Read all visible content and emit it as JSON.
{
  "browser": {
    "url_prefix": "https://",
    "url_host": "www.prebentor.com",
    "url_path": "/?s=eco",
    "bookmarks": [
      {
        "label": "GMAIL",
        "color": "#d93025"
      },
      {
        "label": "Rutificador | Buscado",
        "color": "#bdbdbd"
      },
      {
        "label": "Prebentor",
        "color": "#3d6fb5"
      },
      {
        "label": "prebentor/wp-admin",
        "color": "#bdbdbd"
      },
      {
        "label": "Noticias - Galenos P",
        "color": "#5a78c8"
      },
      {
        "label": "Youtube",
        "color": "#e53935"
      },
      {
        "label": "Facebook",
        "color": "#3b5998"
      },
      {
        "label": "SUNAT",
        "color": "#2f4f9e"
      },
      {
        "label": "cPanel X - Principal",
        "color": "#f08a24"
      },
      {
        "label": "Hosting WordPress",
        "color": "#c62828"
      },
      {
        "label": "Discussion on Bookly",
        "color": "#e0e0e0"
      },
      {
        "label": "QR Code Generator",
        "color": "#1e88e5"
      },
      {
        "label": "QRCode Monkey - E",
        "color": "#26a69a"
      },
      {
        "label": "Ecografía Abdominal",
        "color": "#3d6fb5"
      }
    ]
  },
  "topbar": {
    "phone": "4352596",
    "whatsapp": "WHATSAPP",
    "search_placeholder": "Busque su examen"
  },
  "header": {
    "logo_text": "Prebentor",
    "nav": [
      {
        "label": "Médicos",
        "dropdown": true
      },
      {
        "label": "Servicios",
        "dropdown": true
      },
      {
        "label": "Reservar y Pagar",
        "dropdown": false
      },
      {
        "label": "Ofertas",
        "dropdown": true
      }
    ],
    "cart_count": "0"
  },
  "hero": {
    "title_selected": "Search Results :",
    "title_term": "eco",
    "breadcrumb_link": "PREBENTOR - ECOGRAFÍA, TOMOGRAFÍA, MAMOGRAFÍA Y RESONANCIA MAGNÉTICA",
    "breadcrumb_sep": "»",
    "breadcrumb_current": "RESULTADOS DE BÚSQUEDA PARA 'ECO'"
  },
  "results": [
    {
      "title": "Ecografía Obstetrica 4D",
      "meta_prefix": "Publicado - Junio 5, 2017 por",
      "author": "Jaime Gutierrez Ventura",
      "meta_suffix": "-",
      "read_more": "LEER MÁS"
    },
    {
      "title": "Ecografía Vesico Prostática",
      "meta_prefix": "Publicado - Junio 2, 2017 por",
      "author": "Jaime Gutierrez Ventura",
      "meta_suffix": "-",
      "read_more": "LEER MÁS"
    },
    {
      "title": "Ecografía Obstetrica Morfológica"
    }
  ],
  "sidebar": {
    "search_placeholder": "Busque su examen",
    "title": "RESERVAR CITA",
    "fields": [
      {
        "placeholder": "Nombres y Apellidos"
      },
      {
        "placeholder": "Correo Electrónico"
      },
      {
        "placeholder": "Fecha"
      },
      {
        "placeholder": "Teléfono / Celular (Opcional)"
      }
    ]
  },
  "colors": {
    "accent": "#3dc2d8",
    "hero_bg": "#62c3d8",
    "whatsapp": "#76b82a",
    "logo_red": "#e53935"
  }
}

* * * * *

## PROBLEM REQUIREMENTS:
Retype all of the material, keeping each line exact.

## YOUR RESPONSE:
Read all visible content and emit it as JSON.
{
  "browser": {
    "url_prefix": "https://",
    "url_host": "www.prebentor.com",
    "url_path": "/?s=eco",
    "bookmarks": [
      {
        "label": "GMAIL",
        "color": "#d93025"
      },
      {
        "label": "Rutificador | Buscado",
        "color": "#bdbdbd"
      },
      {
        "label": "Prebentor",
        "color": "#3d6fb5"
      },
      {
        "label": "prebentor/wp-admin",
        "color": "#bdbdbd"
      },
      {
        "label": "Noticias - Galenos P",
        "color": "#5a78c8"
      },
      {
        "label": "Youtube",
        "color": "#e53935"
      },
      {
        "label": "Facebook",
        "color": "#3b5998"
      },
      {
        "label": "SUNAT",
        "color": "#2f4f9e"
      },
      {
        "label": "cPanel X - Principal",
        "color": "#f08a24"
      },
      {
        "label": "Hosting WordPress",
        "color": "#c62828"
      },
      {
        "label": "Discussion on Bookly",
        "color": "#e0e0e0"
      },
      {
        "label": "QR Code Generator",
        "color": "#1e88e5"
      },
      {
        "label": "QRCode Monkey - E",
        "color": "#26a69a"
      },
      {
        "label": "Ecografía Abdominal",
        "color": "#3d6fb5"
      }
    ]
  },
  "topbar": {
    "phone": "4352596",
    "whatsapp": "WHATSAPP",
    "search_placeholder": "Busque su examen"
  },
  "header": {
    "logo_text": "Prebentor",
    "nav": [
      {
        "label": "Médicos",
        "dropdown": true
      },
      {
        "label": "Servicios",
        "dropdown": true
      },
      {
        "label": "Reservar y Pagar",
        "dropdown": false
      },
      {
        "label": "Ofertas",
        "dropdown": true
      }
    ],
    "cart_count": "0"
  },
  "hero": {
    "title_selected": "Search Results :",
    "title_term": "eco",
    "breadcrumb_link": "PREBENTOR - ECOGRAFÍA, TOMOGRAFÍA, MAMOGRAFÍA Y RESONANCIA MAGNÉTICA",
    "breadcrumb_sep": "»",
    "breadcrumb_current": "RESULTADOS DE BÚSQUEDA PARA 'ECO'"
  },
  "results": [
    {
      "title": "Ecografía Obstetrica 4D",
      "meta_prefix": "Publicado - Junio 5, 2017 por",
      "author": "Jaime Gutierrez Ventura",
      "meta_suffix": "-",
      "read_more": "LEER MÁS"
    },
    {
      "title": "Ecografía Vesico Prostática",
      "meta_prefix": "Publicado - Junio 2, 2017 por",
      "author": "Jaime Gutierrez Ventura",
      "meta_suffix": "-",
      "read_more": "LEER MÁS"
    },
    {
      "title": "Ecografía Obstetrica Morfológica"
    }
  ],
  "sidebar": {
    "search_placeholder": "Busque su examen",
    "title": "RESERVAR CITA",
    "fields": [
      {
        "placeholder": "Nombres y Apellidos"
      },
      {
        "placeholder": "Correo Electrónico"
      },
      {
        "placeholder": "Fecha"
      },
      {
        "placeholder": "Teléfono / Celular (Opcional)"
      }
    ]
  },
  "colors": {
    "accent": "#3dc2d8",
    "hero_bg": "#62c3d8",
    "whatsapp": "#76b82a",
    "logo_red": "#e53935"
  }
}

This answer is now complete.